══ SOURCE MATERIAL

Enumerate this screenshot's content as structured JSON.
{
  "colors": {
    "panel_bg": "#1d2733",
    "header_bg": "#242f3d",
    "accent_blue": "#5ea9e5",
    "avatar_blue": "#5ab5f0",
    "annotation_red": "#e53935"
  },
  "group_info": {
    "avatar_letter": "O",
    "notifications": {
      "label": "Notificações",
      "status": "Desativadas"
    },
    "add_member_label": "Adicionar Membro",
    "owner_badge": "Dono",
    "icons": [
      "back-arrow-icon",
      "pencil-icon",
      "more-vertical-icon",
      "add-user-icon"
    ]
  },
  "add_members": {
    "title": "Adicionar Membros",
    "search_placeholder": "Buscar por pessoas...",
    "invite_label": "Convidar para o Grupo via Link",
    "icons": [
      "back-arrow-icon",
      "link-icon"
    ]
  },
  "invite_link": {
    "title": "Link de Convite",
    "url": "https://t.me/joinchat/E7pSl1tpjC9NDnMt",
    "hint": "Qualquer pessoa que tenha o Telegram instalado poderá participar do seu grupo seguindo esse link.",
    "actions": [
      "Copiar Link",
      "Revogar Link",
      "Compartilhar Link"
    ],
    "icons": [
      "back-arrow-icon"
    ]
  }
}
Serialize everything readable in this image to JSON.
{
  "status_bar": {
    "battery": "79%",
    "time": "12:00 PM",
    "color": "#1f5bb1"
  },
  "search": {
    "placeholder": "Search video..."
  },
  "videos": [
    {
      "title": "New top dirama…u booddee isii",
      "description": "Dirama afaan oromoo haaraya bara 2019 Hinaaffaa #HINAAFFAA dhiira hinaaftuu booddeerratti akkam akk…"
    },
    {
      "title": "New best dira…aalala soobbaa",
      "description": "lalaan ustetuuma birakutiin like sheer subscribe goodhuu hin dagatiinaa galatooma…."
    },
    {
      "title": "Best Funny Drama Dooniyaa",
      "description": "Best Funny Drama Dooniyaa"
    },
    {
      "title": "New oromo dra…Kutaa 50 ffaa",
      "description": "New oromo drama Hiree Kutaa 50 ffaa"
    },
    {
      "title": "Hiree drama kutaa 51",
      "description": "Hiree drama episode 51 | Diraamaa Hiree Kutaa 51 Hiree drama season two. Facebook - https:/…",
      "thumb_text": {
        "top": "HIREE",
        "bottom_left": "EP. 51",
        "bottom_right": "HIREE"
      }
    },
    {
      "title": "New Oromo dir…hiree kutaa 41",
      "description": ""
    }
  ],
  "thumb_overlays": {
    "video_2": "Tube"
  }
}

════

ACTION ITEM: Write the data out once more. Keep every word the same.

ANSWER SECTION:
Enumerate this screenshot's content as structured JSON.
{
  "colors": {
    "panel_bg": "#1d2733",
    "header_bg": "#242f3d",
    "accent_blue": "#5ea9e5",
    "avatar_blue": "#5ab5f0",
    "annotation_red": "#e53935"
  },
  "group_info": {
    "avatar_letter": "O",
    "notifications": {
      "label": "Notificações",
      "status": "Desativadas"
    },
    "add_member_label": "Adicionar Membro",
    "owner_badge": "Dono",
    "icons": [
      "back-arrow-icon",
      "pencil-icon",
      "more-vertical-icon",
      "add-user-icon"
    ]
  },
  "add_members": {
    "title": "Adicionar Membros",
    "search_placeholder": "Buscar por pessoas...",
    "invite_label": "Convidar para o Grupo via Link",
    "icons": [
      "back-arrow-icon",
      "link-icon"
    ]
  },
  "invite_link": {
    "title": "Link de Convite",
    "url": "https://t.me/joinchat/E7pSl1tpjC9NDnMt",
    "hint": "Qualquer pessoa que tenha o Telegram instalado poderá participar do seu grupo seguindo esse link.",
    "actions": [
      "Copiar Link",
      "Revogar Link",
      "Compartilhar Link"
    ],
    "icons": [
      "back-arrow-icon"
    ]
  }
}
Serialize everything readable in this image to JSON.
{
  "status_bar": {
    "battery": "79%",
    "time": "12:00 PM",
    "color": "#1f5bb1"
  },
  "search": {
    "placeholder": "Search video..."
  },
  "videos": [
    {
      "title": "New top dirama…u booddee isii",
      "description": "Dirama afaan oromoo haaraya bara 2019 Hinaaffaa #HINAAFFAA dhiira hinaaftuu booddeerratti akkam akk…"
    },
    {
      "title": "New best dira…aalala soobbaa",
      "description": "lalaan ustetuuma birakutiin like sheer subscribe goodhuu hin dagatiinaa galatooma…."
    },
    {
      "title": "Best Funny Drama Dooniyaa",
      "description": "Best Funny Drama Dooniyaa"
    },
    {
      "title": "New oromo dra…Kutaa 50 ffaa",
      "description": "New oromo drama Hiree Kutaa 50 ffaa"
    },
    {
      "title": "Hiree drama kutaa 51",
      "description": "Hiree drama episode 51 | Diraamaa Hiree Kutaa 51 Hiree drama season two. Facebook - https:/…",
      "thumb_text": {
        "top": "HIREE",
        "bottom_left": "EP. 51",
        "bottom_right": "HIREE"
      }
    },
    {
      "title": "New Oromo dir…hiree kutaa 41",
      "description": ""
    }
  ],
  "thumb_overlays": {
    "video_2": "Tube"
  }
}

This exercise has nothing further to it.